History and Modernity mingle in San Telmo. The eclectic soul of this neigbourhood allows us to experience both intense quietness and agitation.
The weekend is the best moment to walk around: street performers, artisans, exquisite coffee and pastries and both local and international food host every visitor.
The Sunday antiques fair offers glasswork, embroidery works, silverware, silver craftworks, ancient clocks, furniture, clothing, jewelry, toys, etc.
There are over 40 antique stores, 75 clothing, design and decoration shops, banks, laundries, a dozen book stores, 15 museums, over 30 art galleries, 3 Cultural Centres, pubs, bars, live shows, independent theaters, “milongas” and the traditional San Telmo Food market, offering top quality food and beverage.
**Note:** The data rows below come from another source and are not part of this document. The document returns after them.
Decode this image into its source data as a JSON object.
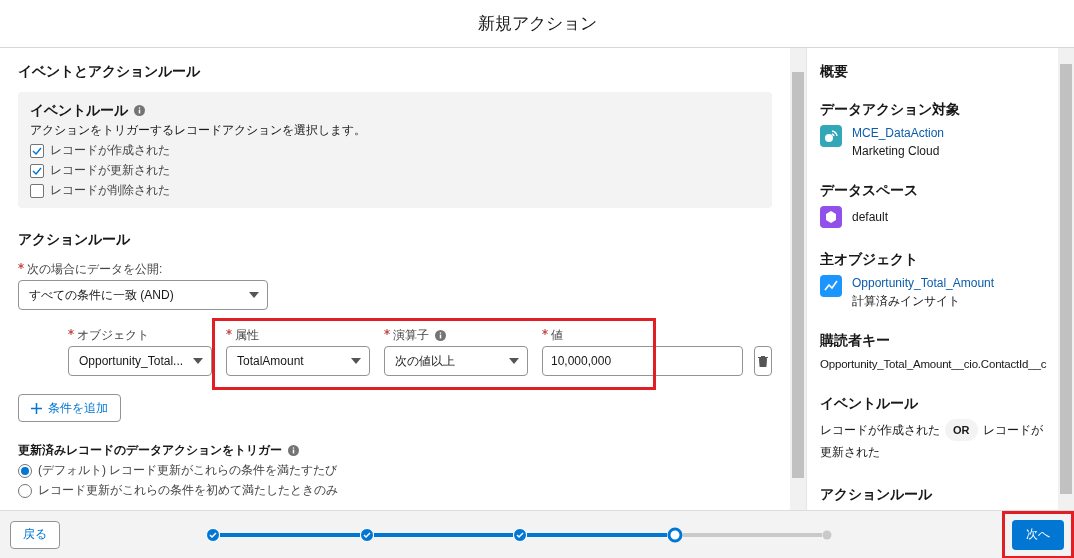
{
  "title": "新規アクション",
  "main": {
    "heading": "イベントとアクションルール",
    "event_rule": {
      "title": "イベントルール",
      "has_info": true,
      "description": "アクションをトリガーするレコードアクションを選択します。",
      "options": [
        {
          "label": "レコードが作成された",
          "checked": true
        },
        {
          "label": "レコードが更新された",
          "checked": true
        },
        {
          "label": "レコードが削除された",
          "checked": false
        }
      ]
    },
    "action_rule": {
      "heading": "アクションルール",
      "match_label": "次の場合にデータを公開:",
      "match_required": true,
      "match_value": "すべての条件に一致 (AND)",
      "condition_fields": [
        {
          "label": "オブジェクト",
          "value": "Opportunity_Total...",
          "kind": "select",
          "required": true,
          "has_info": false,
          "highlighted": false
        },
        {
          "label": "属性",
          "value": "TotalAmount",
          "kind": "select",
          "required": true,
          "has_info": false,
          "highlighted": true
        },
        {
          "label": "演算子",
          "value": "次の値以上",
          "kind": "select",
          "required": true,
          "has_info": true,
          "highlighted": true
        },
        {
          "label": "値",
          "value": "10,000,000",
          "kind": "input",
          "required": true,
          "has_info": false,
          "highlighted": true
        }
      ],
      "add_button": "条件を追加",
      "trigger": {
        "label": "更新済みレコードのデータアクションをトリガー",
        "has_info": true,
        "options": [
          {
            "label": "(デフォルト) レコード更新がこれらの条件を満たすたび",
            "selected": true
          },
          {
            "label": "レコード更新がこれらの条件を初めて満たしたときのみ",
            "selected": false
          }
        ]
      }
    }
  },
  "summary": {
    "heading": "概要",
    "sections": [
      {
        "kind": "item",
        "title": "データアクション対象",
        "link": "MCE_DataAction",
        "subtitle": "Marketing Cloud",
        "color": "#31a7b8"
      },
      {
        "kind": "item",
        "title": "データスペース",
        "subtitle": "default",
        "color": "#9050e9"
      },
      {
        "kind": "item",
        "title": "主オブジェクト",
        "link": "Opportunity_Total_Amount",
        "subtitle": "計算済みインサイト",
        "color": "#1b96ff"
      },
      {
        "kind": "text",
        "title": "購読者キー",
        "text": "Opportunity_Total_Amount__cio.ContactId__c"
      },
      {
        "kind": "event",
        "title": "イベントルール",
        "first": "レコードが作成された",
        "operator": "OR",
        "second": "レコードが",
        "rest": "更新された"
      },
      {
        "kind": "heading",
        "title": "アクションルール"
      }
    ]
  },
  "footer": {
    "back": "戻る",
    "next": "次へ",
    "next_highlighted": true,
    "steps": [
      {
        "done": true,
        "current": false
      },
      {
        "done": true,
        "current": false
      },
      {
        "done": true,
        "current": false
      },
      {
        "done": false,
        "current": true
      },
      {
        "done": false,
        "current": false
      }
    ]
  }
}
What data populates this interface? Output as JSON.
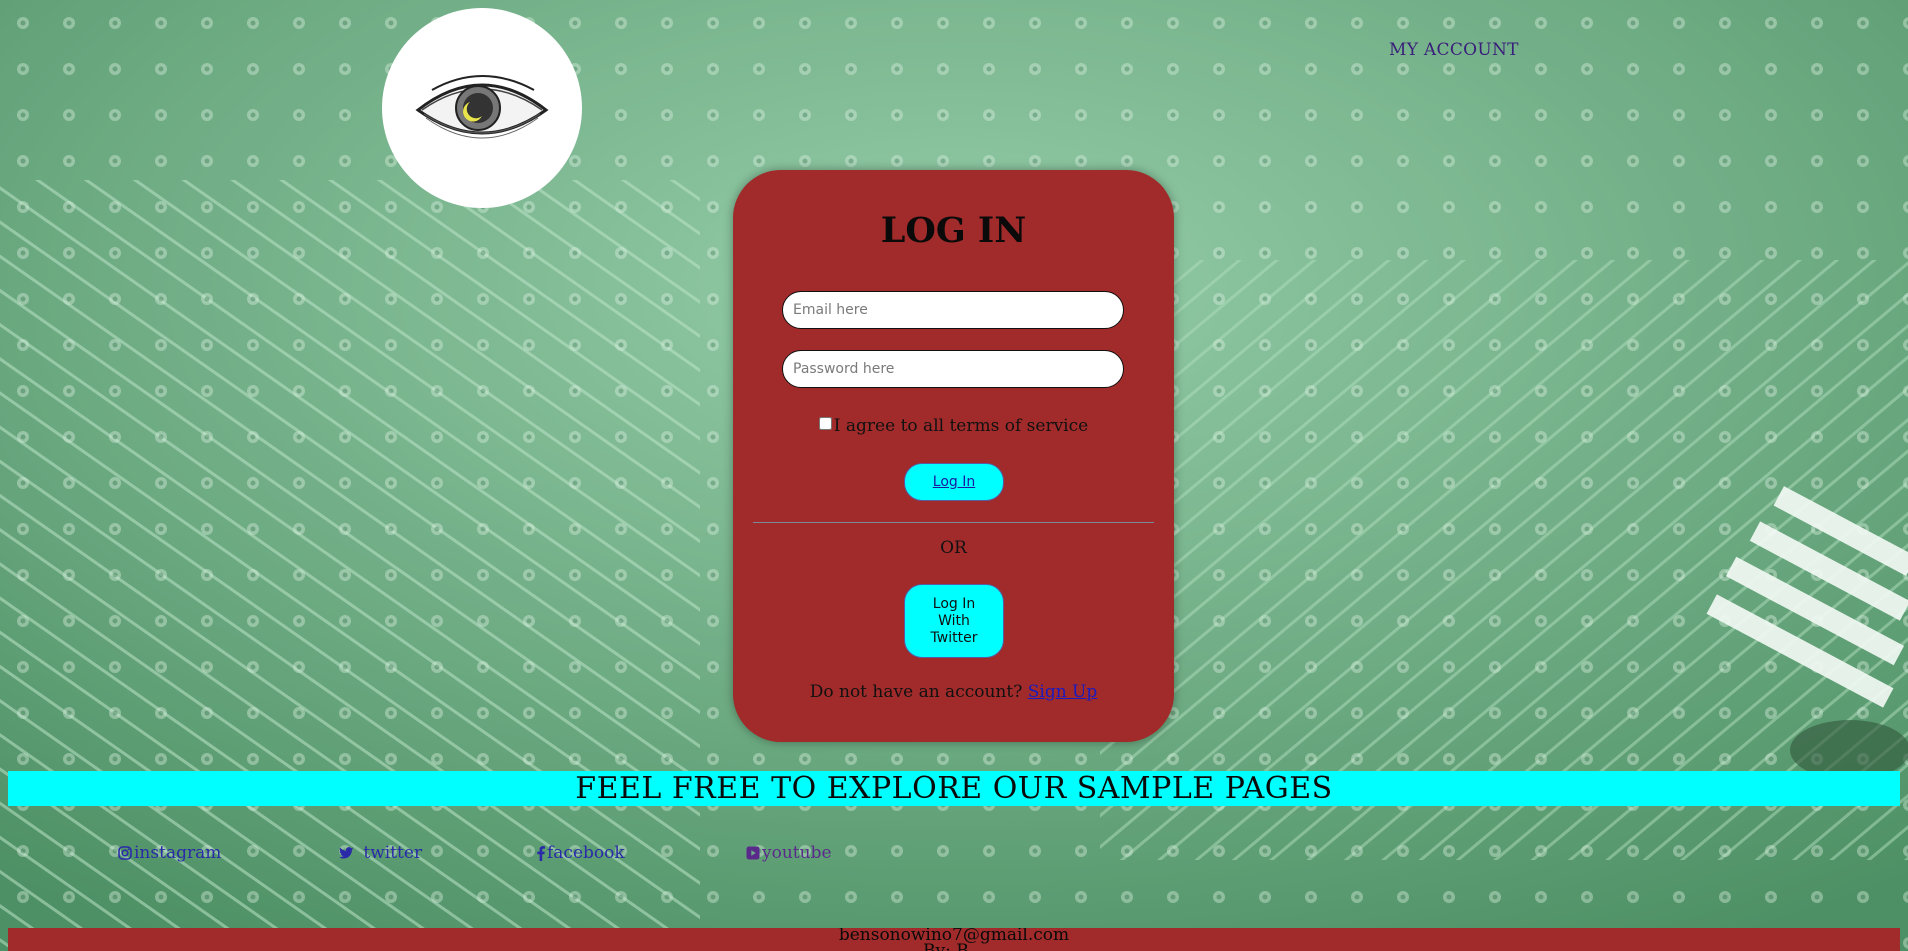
{
  "header": {
    "my_account": "MY ACCOUNT"
  },
  "login_card": {
    "title": "LOG IN",
    "email_placeholder": "Email here",
    "password_placeholder": "Password here",
    "terms_label": "I agree to all terms of service",
    "login_button": "Log In",
    "or_text": "OR",
    "twitter_button": "Log In With Twitter",
    "signup_prompt": "Do not have an account?",
    "signup_link": "Sign Up"
  },
  "banner": {
    "text": "FEEL FREE TO EXPLORE OUR SAMPLE PAGES"
  },
  "social": {
    "instagram": "instagram",
    "twitter": "twitter",
    "facebook": "facebook",
    "youtube": "youtube"
  },
  "footer": {
    "email": "bensonowino7@gmail.com",
    "byline": "By: B..."
  },
  "colors": {
    "card": "#a12a2a",
    "accent": "#00ffff",
    "background": "#6fae86"
  }
}
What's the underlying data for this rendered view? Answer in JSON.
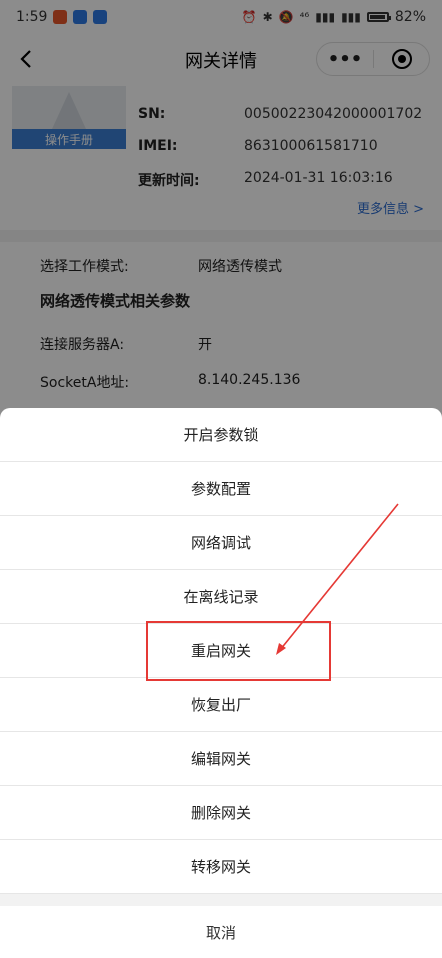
{
  "status_bar": {
    "time": "1:59",
    "network": "⁴⁶",
    "battery": "82%",
    "battery_level": 0.82
  },
  "nav": {
    "title": "网关详情",
    "back_icon": "back-arrow-icon",
    "more_icon": "more-dots-icon",
    "target_icon": "target-icon"
  },
  "device": {
    "manual_label": "操作手册",
    "fields": [
      {
        "label": "SN:",
        "value": "00500223042000001702"
      },
      {
        "label": "IMEI:",
        "value": "863100061581710"
      },
      {
        "label": "更新时间:",
        "value": "2024-01-31 16:03:16"
      }
    ],
    "more_info": "更多信息 >"
  },
  "params": {
    "mode_label": "选择工作模式:",
    "mode_value": "网络透传模式",
    "section_title": "网络透传模式相关参数",
    "rows": [
      {
        "label": "连接服务器A:",
        "value": "开"
      },
      {
        "label": "SocketA地址:",
        "value": "8.140.245.136"
      }
    ]
  },
  "action_sheet": {
    "items": [
      "开启参数锁",
      "参数配置",
      "网络调试",
      "在离线记录",
      "重启网关",
      "恢复出厂",
      "编辑网关",
      "删除网关",
      "转移网关"
    ],
    "cancel": "取消"
  },
  "colors": {
    "accent_blue": "#3b7fd3",
    "link_blue": "#2c6ccf",
    "annotation_red": "#e53935"
  }
}
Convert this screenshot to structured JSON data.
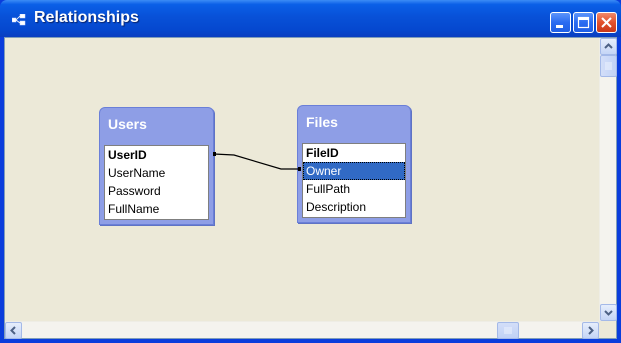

San Telmo holds the key to many of Buenos Aires most renowned “tanguerías” such as the traditional “Viejo Almacén”, once property of the famous tango composer and performer Edmundo Rivero, in the Corner of Independencia Ave. and Balcarce St. or the bar called “Sur” (Spanish for south cardinal point) located in Balcarce St., which was also the first “tanguería” built as such in town back in 1967. Casablanca, La Cumparsita and Michelángelo are also worth mentioning.
Today many “tanguerías” offer their tango clases in San Telmo: the Torcuato Tasso Cultural Centre, opposite to Lezama Park also opens as a ballroom with a live tango orchestra.
And another highlight is the comfort that possesses today the neighborhood in what refers to the rapid transit and easy access to any point of the city.